• [Task material]

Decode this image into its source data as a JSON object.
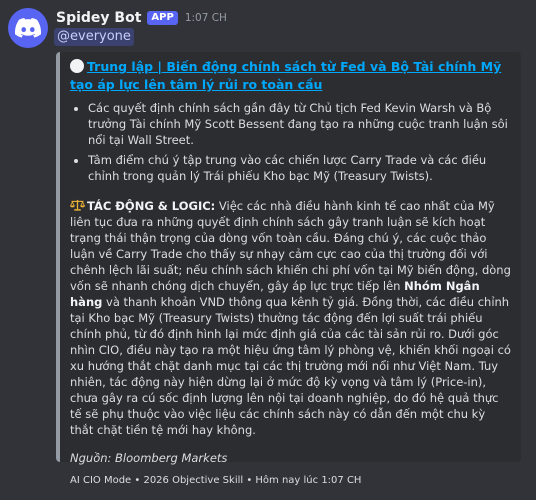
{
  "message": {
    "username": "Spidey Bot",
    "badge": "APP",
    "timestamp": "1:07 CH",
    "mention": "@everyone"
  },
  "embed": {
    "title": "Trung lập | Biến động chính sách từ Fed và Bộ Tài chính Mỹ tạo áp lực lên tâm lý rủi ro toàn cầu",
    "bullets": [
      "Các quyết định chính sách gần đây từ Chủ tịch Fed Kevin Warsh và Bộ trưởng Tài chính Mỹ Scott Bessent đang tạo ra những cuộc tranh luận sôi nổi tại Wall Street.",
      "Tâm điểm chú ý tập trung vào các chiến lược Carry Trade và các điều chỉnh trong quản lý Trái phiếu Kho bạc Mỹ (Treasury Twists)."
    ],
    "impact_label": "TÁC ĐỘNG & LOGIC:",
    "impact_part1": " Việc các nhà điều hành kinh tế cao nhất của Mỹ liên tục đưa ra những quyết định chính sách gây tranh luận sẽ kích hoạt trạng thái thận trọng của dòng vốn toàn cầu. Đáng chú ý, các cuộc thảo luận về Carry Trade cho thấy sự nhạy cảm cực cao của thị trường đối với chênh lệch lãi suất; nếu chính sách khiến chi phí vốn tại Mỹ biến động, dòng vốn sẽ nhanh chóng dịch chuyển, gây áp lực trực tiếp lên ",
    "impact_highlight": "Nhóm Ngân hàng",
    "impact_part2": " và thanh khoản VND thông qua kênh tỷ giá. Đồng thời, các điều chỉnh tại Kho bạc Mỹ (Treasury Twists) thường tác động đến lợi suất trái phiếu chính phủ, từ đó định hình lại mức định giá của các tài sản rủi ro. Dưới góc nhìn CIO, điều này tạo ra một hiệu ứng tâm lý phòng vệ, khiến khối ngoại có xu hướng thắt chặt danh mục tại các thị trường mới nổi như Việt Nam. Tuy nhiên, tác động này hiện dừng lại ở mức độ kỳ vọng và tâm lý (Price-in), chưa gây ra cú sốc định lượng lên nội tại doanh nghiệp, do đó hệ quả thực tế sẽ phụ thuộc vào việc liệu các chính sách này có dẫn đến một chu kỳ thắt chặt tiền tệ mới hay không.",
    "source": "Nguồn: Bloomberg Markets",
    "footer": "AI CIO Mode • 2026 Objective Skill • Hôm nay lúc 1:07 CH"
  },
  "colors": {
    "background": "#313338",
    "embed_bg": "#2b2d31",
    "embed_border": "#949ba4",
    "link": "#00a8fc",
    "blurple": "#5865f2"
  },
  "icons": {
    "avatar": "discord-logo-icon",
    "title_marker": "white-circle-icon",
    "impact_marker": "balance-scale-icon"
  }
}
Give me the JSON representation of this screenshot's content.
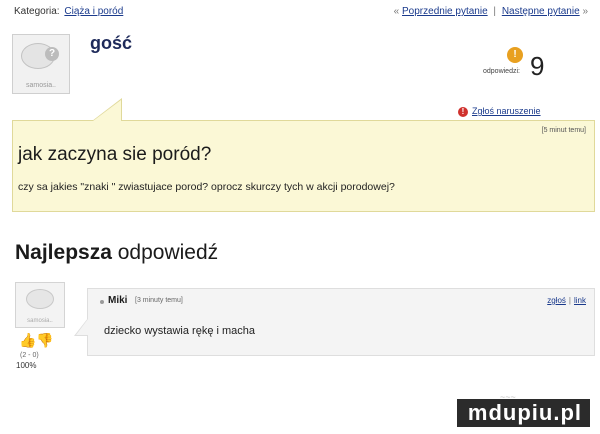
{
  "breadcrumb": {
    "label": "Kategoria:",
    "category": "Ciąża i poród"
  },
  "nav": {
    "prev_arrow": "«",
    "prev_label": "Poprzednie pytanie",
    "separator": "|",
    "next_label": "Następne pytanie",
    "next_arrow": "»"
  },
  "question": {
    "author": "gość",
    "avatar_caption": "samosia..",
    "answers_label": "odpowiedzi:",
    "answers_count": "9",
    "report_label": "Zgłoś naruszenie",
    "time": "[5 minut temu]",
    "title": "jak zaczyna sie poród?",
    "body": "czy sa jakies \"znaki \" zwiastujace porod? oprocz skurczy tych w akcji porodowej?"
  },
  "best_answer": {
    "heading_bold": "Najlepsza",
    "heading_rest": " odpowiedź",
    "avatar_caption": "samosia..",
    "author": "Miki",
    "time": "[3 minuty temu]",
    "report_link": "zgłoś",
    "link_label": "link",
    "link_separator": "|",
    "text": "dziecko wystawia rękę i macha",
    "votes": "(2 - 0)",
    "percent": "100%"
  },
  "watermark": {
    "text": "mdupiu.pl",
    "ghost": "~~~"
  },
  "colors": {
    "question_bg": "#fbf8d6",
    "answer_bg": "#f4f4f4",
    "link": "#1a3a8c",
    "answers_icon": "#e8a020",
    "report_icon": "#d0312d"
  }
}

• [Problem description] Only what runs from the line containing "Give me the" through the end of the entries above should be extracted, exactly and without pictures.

• [Problem solution]
Give me the JSON representation of this screenshot's content.
{
  "breadcrumb": {
    "label": "Kategoria:",
    "category": "Ciąża i poród"
  },
  "nav": {
    "prev_arrow": "«",
    "prev_label": "Poprzednie pytanie",
    "separator": "|",
    "next_label": "Następne pytanie",
    "next_arrow": "»"
  },
  "question": {
    "author": "gość",
    "avatar_caption": "samosia..",
    "answers_label": "odpowiedzi:",
    "answers_count": "9",
    "report_label": "Zgłoś naruszenie",
    "time": "[5 minut temu]",
    "title": "jak zaczyna sie poród?",
    "body": "czy sa jakies \"znaki \" zwiastujace porod? oprocz skurczy tych w akcji porodowej?"
  },
  "best_answer": {
    "heading_bold": "Najlepsza",
    "heading_rest": " odpowiedź",
    "avatar_caption": "samosia..",
    "author": "Miki",
    "time": "[3 minuty temu]",
    "report_link": "zgłoś",
    "link_label": "link",
    "link_separator": "|",
    "text": "dziecko wystawia rękę i macha",
    "votes": "(2 - 0)",
    "percent": "100%"
  },
  "watermark": {
    "text": "mdupiu.pl",
    "ghost": "~~~"
  },
  "colors": {
    "question_bg": "#fbf8d6",
    "answer_bg": "#f4f4f4",
    "link": "#1a3a8c",
    "answers_icon": "#e8a020",
    "report_icon": "#d0312d"
  }
}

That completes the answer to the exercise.